> [What you should do]
Retype the whole listing that follows so that it matches the original exactly.

---- Data for this exercise

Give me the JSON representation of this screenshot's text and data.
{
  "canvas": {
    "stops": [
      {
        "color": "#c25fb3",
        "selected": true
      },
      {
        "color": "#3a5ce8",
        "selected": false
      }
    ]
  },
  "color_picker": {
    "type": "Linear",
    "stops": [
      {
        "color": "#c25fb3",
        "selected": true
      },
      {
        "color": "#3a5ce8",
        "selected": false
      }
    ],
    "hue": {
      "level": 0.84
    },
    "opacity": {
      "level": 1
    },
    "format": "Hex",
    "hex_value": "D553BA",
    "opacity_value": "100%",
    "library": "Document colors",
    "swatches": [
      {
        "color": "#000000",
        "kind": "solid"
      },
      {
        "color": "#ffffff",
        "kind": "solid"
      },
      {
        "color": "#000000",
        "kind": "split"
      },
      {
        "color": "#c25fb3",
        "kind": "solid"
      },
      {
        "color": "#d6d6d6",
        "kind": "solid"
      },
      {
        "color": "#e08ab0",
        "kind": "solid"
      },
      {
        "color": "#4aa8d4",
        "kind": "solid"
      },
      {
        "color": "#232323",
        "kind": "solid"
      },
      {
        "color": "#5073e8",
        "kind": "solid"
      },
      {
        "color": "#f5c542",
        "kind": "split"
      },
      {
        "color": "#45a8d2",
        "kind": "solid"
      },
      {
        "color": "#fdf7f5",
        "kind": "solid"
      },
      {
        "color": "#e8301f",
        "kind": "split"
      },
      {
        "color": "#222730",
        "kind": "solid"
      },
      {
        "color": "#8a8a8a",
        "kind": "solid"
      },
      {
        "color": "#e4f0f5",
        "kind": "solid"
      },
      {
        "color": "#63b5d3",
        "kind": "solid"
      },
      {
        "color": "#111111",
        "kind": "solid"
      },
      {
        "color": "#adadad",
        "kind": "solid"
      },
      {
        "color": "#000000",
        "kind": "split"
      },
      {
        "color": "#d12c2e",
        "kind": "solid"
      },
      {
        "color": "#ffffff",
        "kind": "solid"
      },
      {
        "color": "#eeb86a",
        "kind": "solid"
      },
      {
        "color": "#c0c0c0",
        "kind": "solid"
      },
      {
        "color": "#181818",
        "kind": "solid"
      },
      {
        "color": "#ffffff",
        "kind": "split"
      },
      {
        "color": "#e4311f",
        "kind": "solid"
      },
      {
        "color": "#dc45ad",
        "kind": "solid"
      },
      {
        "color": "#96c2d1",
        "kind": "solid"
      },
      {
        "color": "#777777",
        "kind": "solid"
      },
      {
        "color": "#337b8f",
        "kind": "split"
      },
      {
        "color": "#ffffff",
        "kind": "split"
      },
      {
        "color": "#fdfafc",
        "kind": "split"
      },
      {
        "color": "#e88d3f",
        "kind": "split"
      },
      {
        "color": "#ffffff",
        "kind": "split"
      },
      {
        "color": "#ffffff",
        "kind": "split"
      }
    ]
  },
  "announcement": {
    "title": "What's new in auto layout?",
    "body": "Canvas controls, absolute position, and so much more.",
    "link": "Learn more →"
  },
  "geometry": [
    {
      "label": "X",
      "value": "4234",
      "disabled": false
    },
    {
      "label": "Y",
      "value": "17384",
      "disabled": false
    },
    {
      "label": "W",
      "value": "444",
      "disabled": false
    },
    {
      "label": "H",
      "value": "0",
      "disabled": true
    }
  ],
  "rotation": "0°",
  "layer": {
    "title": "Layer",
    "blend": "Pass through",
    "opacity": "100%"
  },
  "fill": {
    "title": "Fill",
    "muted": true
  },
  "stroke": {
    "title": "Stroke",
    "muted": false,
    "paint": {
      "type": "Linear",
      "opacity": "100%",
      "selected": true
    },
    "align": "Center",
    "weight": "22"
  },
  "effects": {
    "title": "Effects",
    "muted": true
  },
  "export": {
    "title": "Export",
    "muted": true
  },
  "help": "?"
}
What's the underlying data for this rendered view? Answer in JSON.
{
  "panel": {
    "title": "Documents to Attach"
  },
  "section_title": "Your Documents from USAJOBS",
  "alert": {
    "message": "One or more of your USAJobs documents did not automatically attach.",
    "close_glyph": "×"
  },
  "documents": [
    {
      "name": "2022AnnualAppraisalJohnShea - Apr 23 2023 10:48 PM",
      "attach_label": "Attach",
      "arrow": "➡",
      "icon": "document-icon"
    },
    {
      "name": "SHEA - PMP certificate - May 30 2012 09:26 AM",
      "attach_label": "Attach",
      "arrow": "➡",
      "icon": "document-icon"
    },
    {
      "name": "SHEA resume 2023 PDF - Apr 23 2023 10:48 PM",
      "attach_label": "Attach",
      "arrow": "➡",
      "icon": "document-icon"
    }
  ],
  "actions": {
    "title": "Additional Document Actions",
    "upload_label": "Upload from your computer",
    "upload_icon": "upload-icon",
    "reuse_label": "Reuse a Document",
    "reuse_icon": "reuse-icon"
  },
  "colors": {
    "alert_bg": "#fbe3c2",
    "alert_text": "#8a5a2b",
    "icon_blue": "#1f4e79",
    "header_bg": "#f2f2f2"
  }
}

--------

> [Written response]
Give me the JSON representation of this screenshot's text and data.
{
  "canvas": {
    "stops": [
      {
        "color": "#c25fb3",
        "selected": true
      },
      {
        "color": "#3a5ce8",
        "selected": false
      }
    ]
  },
  "color_picker": {
    "type": "Linear",
    "stops": [
      {
        "color": "#c25fb3",
        "selected": true
      },
      {
        "color": "#3a5ce8",
        "selected": false
      }
    ],
    "hue": {
      "level": 0.84
    },
    "opacity": {
      "level": 1
    },
    "format": "Hex",
    "hex_value": "D553BA",
    "opacity_value": "100%",
    "library": "Document colors",
    "swatches": [
      {
        "color": "#000000",
        "kind": "solid"
      },
      {
        "color": "#ffffff",
        "kind": "solid"
      },
      {
        "color": "#000000",
        "kind": "split"
      },
      {
        "color": "#c25fb3",
        "kind": "solid"
      },
      {
        "color": "#d6d6d6",
        "kind": "solid"
      },
      {
        "color": "#e08ab0",
        "kind": "solid"
      },
      {
        "color": "#4aa8d4",
        "kind": "solid"
      },
      {
        "color": "#232323",
        "kind": "solid"
      },
      {
        "color": "#5073e8",
        "kind": "solid"
      },
      {
        "color": "#f5c542",
        "kind": "split"
      },
      {
        "color": "#45a8d2",
        "kind": "solid"
      },
      {
        "color": "#fdf7f5",
        "kind": "solid"
      },
      {
        "color": "#e8301f",
        "kind": "split"
      },
      {
        "color": "#222730",
        "kind": "solid"
      },
      {
        "color": "#8a8a8a",
        "kind": "solid"
      },
      {
        "color": "#e4f0f5",
        "kind": "solid"
      },
      {
        "color": "#63b5d3",
        "kind": "solid"
      },
      {
        "color": "#111111",
        "kind": "solid"
      },
      {
        "color": "#adadad",
        "kind": "solid"
      },
      {
        "color": "#000000",
        "kind": "split"
      },
      {
        "color": "#d12c2e",
        "kind": "solid"
      },
      {
        "color": "#ffffff",
        "kind": "solid"
      },
      {
        "color": "#eeb86a",
        "kind": "solid"
      },
      {
        "color": "#c0c0c0",
        "kind": "solid"
      },
      {
        "color": "#181818",
        "kind": "solid"
      },
      {
        "color": "#ffffff",
        "kind": "split"
      },
      {
        "color": "#e4311f",
        "kind": "solid"
      },
      {
        "color": "#dc45ad",
        "kind": "solid"
      },
      {
        "color": "#96c2d1",
        "kind": "solid"
      },
      {
        "color": "#777777",
        "kind": "solid"
      },
      {
        "color": "#337b8f",
        "kind": "split"
      },
      {
        "color": "#ffffff",
        "kind": "split"
      },
      {
        "color": "#fdfafc",
        "kind": "split"
      },
      {
        "color": "#e88d3f",
        "kind": "split"
      },
      {
        "color": "#ffffff",
        "kind": "split"
      },
      {
        "color": "#ffffff",
        "kind": "split"
      }
    ]
  },
  "announcement": {
    "title": "What's new in auto layout?",
    "body": "Canvas controls, absolute position, and so much more.",
    "link": "Learn more →"
  },
  "geometry": [
    {
      "label": "X",
      "value": "4234",
      "disabled": false
    },
    {
      "label": "Y",
      "value": "17384",
      "disabled": false
    },
    {
      "label": "W",
      "value": "444",
      "disabled": false
    },
    {
      "label": "H",
      "value": "0",
      "disabled": true
    }
  ],
  "rotation": "0°",
  "layer": {
    "title": "Layer",
    "blend": "Pass through",
    "opacity": "100%"
  },
  "fill": {
    "title": "Fill",
    "muted": true
  },
  "stroke": {
    "title": "Stroke",
    "muted": false,
    "paint": {
      "type": "Linear",
      "opacity": "100%",
      "selected": true
    },
    "align": "Center",
    "weight": "22"
  },
  "effects": {
    "title": "Effects",
    "muted": true
  },
  "export": {
    "title": "Export",
    "muted": true
  },
  "help": "?"
}
What's the underlying data for this rendered view? Answer in JSON.
{
  "panel": {
    "title": "Documents to Attach"
  },
  "section_title": "Your Documents from USAJOBS",
  "alert": {
    "message": "One or more of your USAJobs documents did not automatically attach.",
    "close_glyph": "×"
  },
  "documents": [
    {
      "name": "2022AnnualAppraisalJohnShea - Apr 23 2023 10:48 PM",
      "attach_label": "Attach",
      "arrow": "➡",
      "icon": "document-icon"
    },
    {
      "name": "SHEA - PMP certificate - May 30 2012 09:26 AM",
      "attach_label": "Attach",
      "arrow": "➡",
      "icon": "document-icon"
    },
    {
      "name": "SHEA resume 2023 PDF - Apr 23 2023 10:48 PM",
      "attach_label": "Attach",
      "arrow": "➡",
      "icon": "document-icon"
    }
  ],
  "actions": {
    "title": "Additional Document Actions",
    "upload_label": "Upload from your computer",
    "upload_icon": "upload-icon",
    "reuse_label": "Reuse a Document",
    "reuse_icon": "reuse-icon"
  },
  "colors": {
    "alert_bg": "#fbe3c2",
    "alert_text": "#8a5a2b",
    "icon_blue": "#1f4e79",
    "header_bg": "#f2f2f2"
  }
}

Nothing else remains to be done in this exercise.